**INSTRUCTIONS FOR THE TASK**
Your response should be the complete set of records, reproduced exactly.
● ● ●
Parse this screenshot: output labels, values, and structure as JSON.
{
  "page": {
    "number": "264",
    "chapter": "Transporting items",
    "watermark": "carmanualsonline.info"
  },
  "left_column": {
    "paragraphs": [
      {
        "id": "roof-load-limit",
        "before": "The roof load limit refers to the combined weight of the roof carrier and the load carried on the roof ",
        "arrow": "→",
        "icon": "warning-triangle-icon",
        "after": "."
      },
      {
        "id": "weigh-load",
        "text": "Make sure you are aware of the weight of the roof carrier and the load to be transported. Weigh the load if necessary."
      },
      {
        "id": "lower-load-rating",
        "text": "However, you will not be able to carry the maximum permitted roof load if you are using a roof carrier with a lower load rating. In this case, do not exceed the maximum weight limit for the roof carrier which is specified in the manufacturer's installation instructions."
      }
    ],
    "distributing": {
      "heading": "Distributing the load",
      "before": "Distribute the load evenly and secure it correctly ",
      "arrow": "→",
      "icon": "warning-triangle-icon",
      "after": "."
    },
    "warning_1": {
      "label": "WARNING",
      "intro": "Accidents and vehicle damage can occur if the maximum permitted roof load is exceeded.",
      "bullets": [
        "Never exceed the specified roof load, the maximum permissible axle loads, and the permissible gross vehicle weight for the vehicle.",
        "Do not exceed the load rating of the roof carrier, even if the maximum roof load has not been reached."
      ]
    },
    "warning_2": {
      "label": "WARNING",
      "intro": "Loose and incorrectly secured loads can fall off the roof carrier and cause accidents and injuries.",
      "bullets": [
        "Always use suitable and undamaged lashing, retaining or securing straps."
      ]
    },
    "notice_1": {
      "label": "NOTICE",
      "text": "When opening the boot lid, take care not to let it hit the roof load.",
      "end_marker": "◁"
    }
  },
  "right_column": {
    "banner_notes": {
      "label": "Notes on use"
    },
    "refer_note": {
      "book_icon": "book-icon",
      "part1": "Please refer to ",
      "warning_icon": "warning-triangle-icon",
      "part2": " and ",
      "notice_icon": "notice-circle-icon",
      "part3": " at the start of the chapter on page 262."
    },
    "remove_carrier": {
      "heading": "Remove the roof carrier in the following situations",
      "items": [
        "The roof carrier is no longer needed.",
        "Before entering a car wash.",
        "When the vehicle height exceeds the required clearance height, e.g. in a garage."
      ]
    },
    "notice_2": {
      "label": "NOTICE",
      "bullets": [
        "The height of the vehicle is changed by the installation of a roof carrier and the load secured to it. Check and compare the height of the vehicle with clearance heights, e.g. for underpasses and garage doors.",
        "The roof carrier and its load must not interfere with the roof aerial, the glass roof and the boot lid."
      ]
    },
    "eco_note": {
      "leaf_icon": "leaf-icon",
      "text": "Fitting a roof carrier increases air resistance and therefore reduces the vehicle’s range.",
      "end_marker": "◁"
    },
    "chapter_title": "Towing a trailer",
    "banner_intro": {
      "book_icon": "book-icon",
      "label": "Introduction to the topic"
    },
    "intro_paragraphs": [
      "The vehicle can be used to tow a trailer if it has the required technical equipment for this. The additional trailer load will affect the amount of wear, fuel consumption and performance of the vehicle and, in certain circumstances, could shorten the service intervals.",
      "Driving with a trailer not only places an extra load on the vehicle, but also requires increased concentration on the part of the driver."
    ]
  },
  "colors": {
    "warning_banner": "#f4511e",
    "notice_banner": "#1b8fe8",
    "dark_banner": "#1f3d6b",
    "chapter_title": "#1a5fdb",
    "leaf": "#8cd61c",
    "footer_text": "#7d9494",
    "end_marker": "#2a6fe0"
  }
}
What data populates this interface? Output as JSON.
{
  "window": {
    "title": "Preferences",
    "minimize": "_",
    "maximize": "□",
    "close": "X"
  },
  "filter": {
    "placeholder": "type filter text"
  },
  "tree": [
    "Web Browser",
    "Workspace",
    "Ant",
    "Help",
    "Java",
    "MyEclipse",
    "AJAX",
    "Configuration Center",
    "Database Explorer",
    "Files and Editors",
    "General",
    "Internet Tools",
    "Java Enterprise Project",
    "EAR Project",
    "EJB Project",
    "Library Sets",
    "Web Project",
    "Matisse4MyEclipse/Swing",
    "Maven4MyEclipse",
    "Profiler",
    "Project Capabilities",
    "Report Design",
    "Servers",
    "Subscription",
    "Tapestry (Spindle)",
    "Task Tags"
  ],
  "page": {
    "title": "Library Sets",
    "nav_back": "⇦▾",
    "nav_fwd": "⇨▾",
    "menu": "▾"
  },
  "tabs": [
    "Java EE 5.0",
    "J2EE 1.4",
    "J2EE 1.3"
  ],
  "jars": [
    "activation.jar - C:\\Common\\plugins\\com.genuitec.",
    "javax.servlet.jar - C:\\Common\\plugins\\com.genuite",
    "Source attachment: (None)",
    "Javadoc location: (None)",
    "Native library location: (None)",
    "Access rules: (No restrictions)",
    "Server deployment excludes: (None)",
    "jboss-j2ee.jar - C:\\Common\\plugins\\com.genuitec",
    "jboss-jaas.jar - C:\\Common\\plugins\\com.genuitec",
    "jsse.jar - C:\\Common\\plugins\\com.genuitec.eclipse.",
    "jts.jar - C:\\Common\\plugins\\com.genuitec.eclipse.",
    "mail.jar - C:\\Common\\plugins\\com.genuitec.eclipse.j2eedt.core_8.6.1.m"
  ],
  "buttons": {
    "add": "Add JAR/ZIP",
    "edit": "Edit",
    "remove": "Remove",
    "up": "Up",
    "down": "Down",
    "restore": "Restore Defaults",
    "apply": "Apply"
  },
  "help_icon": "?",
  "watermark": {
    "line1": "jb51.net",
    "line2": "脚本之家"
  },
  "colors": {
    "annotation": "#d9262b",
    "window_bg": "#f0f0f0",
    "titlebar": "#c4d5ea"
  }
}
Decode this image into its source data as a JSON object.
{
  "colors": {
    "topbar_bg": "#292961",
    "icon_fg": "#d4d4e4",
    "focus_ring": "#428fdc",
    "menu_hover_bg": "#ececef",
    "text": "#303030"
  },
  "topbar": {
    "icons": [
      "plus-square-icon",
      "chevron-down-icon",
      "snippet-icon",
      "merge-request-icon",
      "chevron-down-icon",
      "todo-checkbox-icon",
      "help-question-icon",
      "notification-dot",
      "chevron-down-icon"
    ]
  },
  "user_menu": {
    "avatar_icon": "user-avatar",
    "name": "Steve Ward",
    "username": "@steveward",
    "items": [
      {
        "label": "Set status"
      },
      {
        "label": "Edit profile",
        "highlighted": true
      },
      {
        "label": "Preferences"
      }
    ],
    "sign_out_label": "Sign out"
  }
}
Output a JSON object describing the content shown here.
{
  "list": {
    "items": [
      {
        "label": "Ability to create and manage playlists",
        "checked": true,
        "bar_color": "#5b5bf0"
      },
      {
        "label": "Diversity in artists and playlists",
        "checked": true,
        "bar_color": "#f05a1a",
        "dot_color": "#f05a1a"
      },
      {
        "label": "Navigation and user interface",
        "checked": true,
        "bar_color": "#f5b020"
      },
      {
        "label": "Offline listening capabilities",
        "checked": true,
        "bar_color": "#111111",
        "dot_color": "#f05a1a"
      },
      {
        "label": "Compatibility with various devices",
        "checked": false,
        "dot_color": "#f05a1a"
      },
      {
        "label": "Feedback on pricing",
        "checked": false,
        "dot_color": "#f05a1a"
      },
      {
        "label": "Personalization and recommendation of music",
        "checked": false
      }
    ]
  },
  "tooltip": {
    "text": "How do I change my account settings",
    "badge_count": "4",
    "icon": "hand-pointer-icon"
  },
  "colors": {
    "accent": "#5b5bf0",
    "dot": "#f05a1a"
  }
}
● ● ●
**COMPLETED TASK**
Parse this screenshot: output labels, values, and structure as JSON.
{
  "page": {
    "number": "264",
    "chapter": "Transporting items",
    "watermark": "carmanualsonline.info"
  },
  "left_column": {
    "paragraphs": [
      {
        "id": "roof-load-limit",
        "before": "The roof load limit refers to the combined weight of the roof carrier and the load carried on the roof ",
        "arrow": "→",
        "icon": "warning-triangle-icon",
        "after": "."
      },
      {
        "id": "weigh-load",
        "text": "Make sure you are aware of the weight of the roof carrier and the load to be transported. Weigh the load if necessary."
      },
      {
        "id": "lower-load-rating",
        "text": "However, you will not be able to carry the maximum permitted roof load if you are using a roof carrier with a lower load rating. In this case, do not exceed the maximum weight limit for the roof carrier which is specified in the manufacturer's installation instructions."
      }
    ],
    "distributing": {
      "heading": "Distributing the load",
      "before": "Distribute the load evenly and secure it correctly ",
      "arrow": "→",
      "icon": "warning-triangle-icon",
      "after": "."
    },
    "warning_1": {
      "label": "WARNING",
      "intro": "Accidents and vehicle damage can occur if the maximum permitted roof load is exceeded.",
      "bullets": [
        "Never exceed the specified roof load, the maximum permissible axle loads, and the permissible gross vehicle weight for the vehicle.",
        "Do not exceed the load rating of the roof carrier, even if the maximum roof load has not been reached."
      ]
    },
    "warning_2": {
      "label": "WARNING",
      "intro": "Loose and incorrectly secured loads can fall off the roof carrier and cause accidents and injuries.",
      "bullets": [
        "Always use suitable and undamaged lashing, retaining or securing straps."
      ]
    },
    "notice_1": {
      "label": "NOTICE",
      "text": "When opening the boot lid, take care not to let it hit the roof load.",
      "end_marker": "◁"
    }
  },
  "right_column": {
    "banner_notes": {
      "label": "Notes on use"
    },
    "refer_note": {
      "book_icon": "book-icon",
      "part1": "Please refer to ",
      "warning_icon": "warning-triangle-icon",
      "part2": " and ",
      "notice_icon": "notice-circle-icon",
      "part3": " at the start of the chapter on page 262."
    },
    "remove_carrier": {
      "heading": "Remove the roof carrier in the following situations",
      "items": [
        "The roof carrier is no longer needed.",
        "Before entering a car wash.",
        "When the vehicle height exceeds the required clearance height, e.g. in a garage."
      ]
    },
    "notice_2": {
      "label": "NOTICE",
      "bullets": [
        "The height of the vehicle is changed by the installation of a roof carrier and the load secured to it. Check and compare the height of the vehicle with clearance heights, e.g. for underpasses and garage doors.",
        "The roof carrier and its load must not interfere with the roof aerial, the glass roof and the boot lid."
      ]
    },
    "eco_note": {
      "leaf_icon": "leaf-icon",
      "text": "Fitting a roof carrier increases air resistance and therefore reduces the vehicle’s range.",
      "end_marker": "◁"
    },
    "chapter_title": "Towing a trailer",
    "banner_intro": {
      "book_icon": "book-icon",
      "label": "Introduction to the topic"
    },
    "intro_paragraphs": [
      "The vehicle can be used to tow a trailer if it has the required technical equipment for this. The additional trailer load will affect the amount of wear, fuel consumption and performance of the vehicle and, in certain circumstances, could shorten the service intervals.",
      "Driving with a trailer not only places an extra load on the vehicle, but also requires increased concentration on the part of the driver."
    ]
  },
  "colors": {
    "warning_banner": "#f4511e",
    "notice_banner": "#1b8fe8",
    "dark_banner": "#1f3d6b",
    "chapter_title": "#1a5fdb",
    "leaf": "#8cd61c",
    "footer_text": "#7d9494",
    "end_marker": "#2a6fe0"
  }
}
What data populates this interface? Output as JSON.
{
  "window": {
    "title": "Preferences",
    "minimize": "_",
    "maximize": "□",
    "close": "X"
  },
  "filter": {
    "placeholder": "type filter text"
  },
  "tree": [
    "Web Browser",
    "Workspace",
    "Ant",
    "Help",
    "Java",
    "MyEclipse",
    "AJAX",
    "Configuration Center",
    "Database Explorer",
    "Files and Editors",
    "General",
    "Internet Tools",
    "Java Enterprise Project",
    "EAR Project",
    "EJB Project",
    "Library Sets",
    "Web Project",
    "Matisse4MyEclipse/Swing",
    "Maven4MyEclipse",
    "Profiler",
    "Project Capabilities",
    "Report Design",
    "Servers",
    "Subscription",
    "Tapestry (Spindle)",
    "Task Tags"
  ],
  "page": {
    "title": "Library Sets",
    "nav_back": "⇦▾",
    "nav_fwd": "⇨▾",
    "menu": "▾"
  },
  "tabs": [
    "Java EE 5.0",
    "J2EE 1.4",
    "J2EE 1.3"
  ],
  "jars": [
    "activation.jar - C:\\Common\\plugins\\com.genuitec.",
    "javax.servlet.jar - C:\\Common\\plugins\\com.genuite",
    "Source attachment: (None)",
    "Javadoc location: (None)",
    "Native library location: (None)",
    "Access rules: (No restrictions)",
    "Server deployment excludes: (None)",
    "jboss-j2ee.jar - C:\\Common\\plugins\\com.genuitec",
    "jboss-jaas.jar - C:\\Common\\plugins\\com.genuitec",
    "jsse.jar - C:\\Common\\plugins\\com.genuitec.eclipse.",
    "jts.jar - C:\\Common\\plugins\\com.genuitec.eclipse.",
    "mail.jar - C:\\Common\\plugins\\com.genuitec.eclipse.j2eedt.core_8.6.1.m"
  ],
  "buttons": {
    "add": "Add JAR/ZIP",
    "edit": "Edit",
    "remove": "Remove",
    "up": "Up",
    "down": "Down",
    "restore": "Restore Defaults",
    "apply": "Apply"
  },
  "help_icon": "?",
  "watermark": {
    "line1": "jb51.net",
    "line2": "脚本之家"
  },
  "colors": {
    "annotation": "#d9262b",
    "window_bg": "#f0f0f0",
    "titlebar": "#c4d5ea"
  }
}
Decode this image into its source data as a JSON object.
{
  "colors": {
    "topbar_bg": "#292961",
    "icon_fg": "#d4d4e4",
    "focus_ring": "#428fdc",
    "menu_hover_bg": "#ececef",
    "text": "#303030"
  },
  "topbar": {
    "icons": [
      "plus-square-icon",
      "chevron-down-icon",
      "snippet-icon",
      "merge-request-icon",
      "chevron-down-icon",
      "todo-checkbox-icon",
      "help-question-icon",
      "notification-dot",
      "chevron-down-icon"
    ]
  },
  "user_menu": {
    "avatar_icon": "user-avatar",
    "name": "Steve Ward",
    "username": "@steveward",
    "items": [
      {
        "label": "Set status"
      },
      {
        "label": "Edit profile",
        "highlighted": true
      },
      {
        "label": "Preferences"
      }
    ],
    "sign_out_label": "Sign out"
  }
}
Output a JSON object describing the content shown here.
{
  "list": {
    "items": [
      {
        "label": "Ability to create and manage playlists",
        "checked": true,
        "bar_color": "#5b5bf0"
      },
      {
        "label": "Diversity in artists and playlists",
        "checked": true,
        "bar_color": "#f05a1a",
        "dot_color": "#f05a1a"
      },
      {
        "label": "Navigation and user interface",
        "checked": true,
        "bar_color": "#f5b020"
      },
      {
        "label": "Offline listening capabilities",
        "checked": true,
        "bar_color": "#111111",
        "dot_color": "#f05a1a"
      },
      {
        "label": "Compatibility with various devices",
        "checked": false,
        "dot_color": "#f05a1a"
      },
      {
        "label": "Feedback on pricing",
        "checked": false,
        "dot_color": "#f05a1a"
      },
      {
        "label": "Personalization and recommendation of music",
        "checked": false
      }
    ]
  },
  "tooltip": {
    "text": "How do I change my account settings",
    "badge_count": "4",
    "icon": "hand-pointer-icon"
  },
  "colors": {
    "accent": "#5b5bf0",
    "dot": "#f05a1a"
  }
}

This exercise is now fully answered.